### WORK ITEM
Write out each line from the data below that includes the word "plus".

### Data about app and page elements
"""
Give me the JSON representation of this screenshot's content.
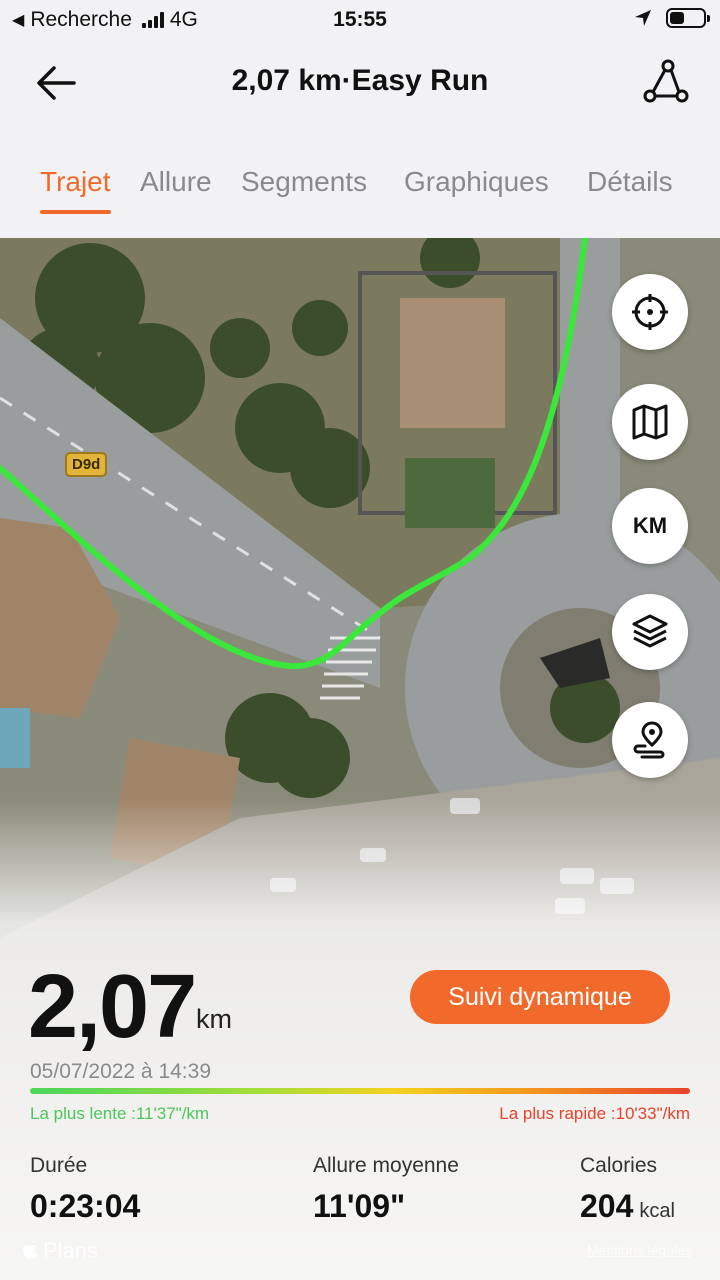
{
  "status_bar": {
    "back_app": "Recherche",
    "network": "4G",
    "time": "15:55"
  },
  "header": {
    "title": "2,07 km·Easy Run"
  },
  "tabs": [
    "Trajet",
    "Allure",
    "Segments",
    "Graphiques",
    "Détails"
  ],
  "active_tab": "Trajet",
  "map": {
    "road_label": "D9d",
    "attribution": "Plans",
    "legal": "Mentions légales",
    "buttons": [
      "locate-icon",
      "map-icon",
      "KM",
      "layers-icon",
      "route-pin-icon"
    ],
    "km_button_label": "KM",
    "route_color": "#39e83a"
  },
  "summary": {
    "distance": "2,07",
    "distance_unit": "km",
    "dynamic_button": "Suivi dynamique",
    "date": "05/07/2022 à 14:39",
    "slowest": "La plus lente :11'37\"/km",
    "fastest": "La plus rapide :10'33\"/km"
  },
  "stats": [
    {
      "label": "Durée",
      "value": "0:23:04",
      "unit": ""
    },
    {
      "label": "Allure moyenne",
      "value": "11'09\"",
      "unit": ""
    },
    {
      "label": "Calories",
      "value": "204",
      "unit": "kcal"
    }
  ],
  "colors": {
    "accent": "#f26a2b",
    "slow": "#4bc75a",
    "fast": "#e8432b"
  }
}
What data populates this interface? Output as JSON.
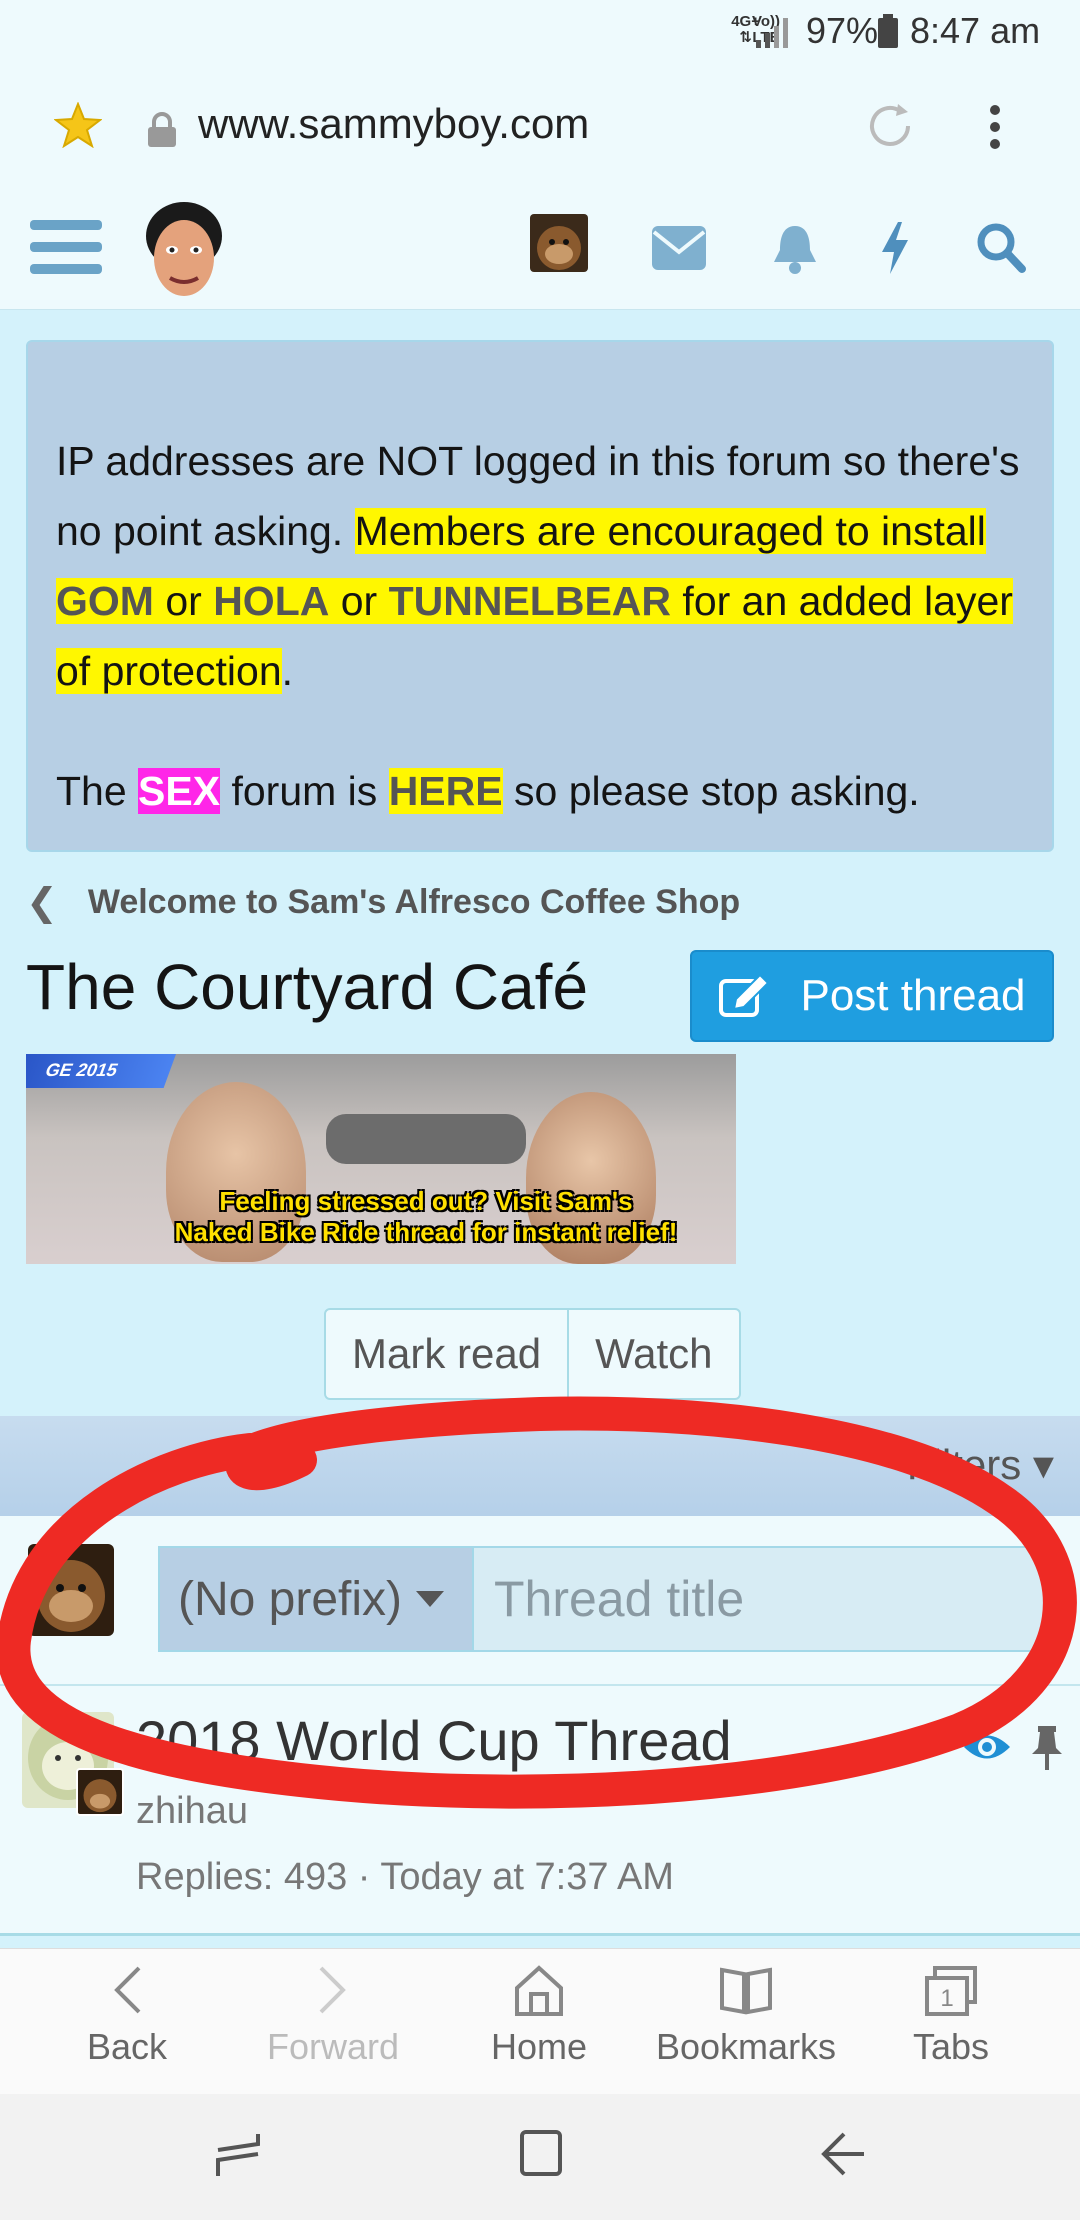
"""
### EXERCISE RESULT
    "slowest": "La plus lente :11'37\"/km",
    "fastest": "La plus rapide :10'33\"/km"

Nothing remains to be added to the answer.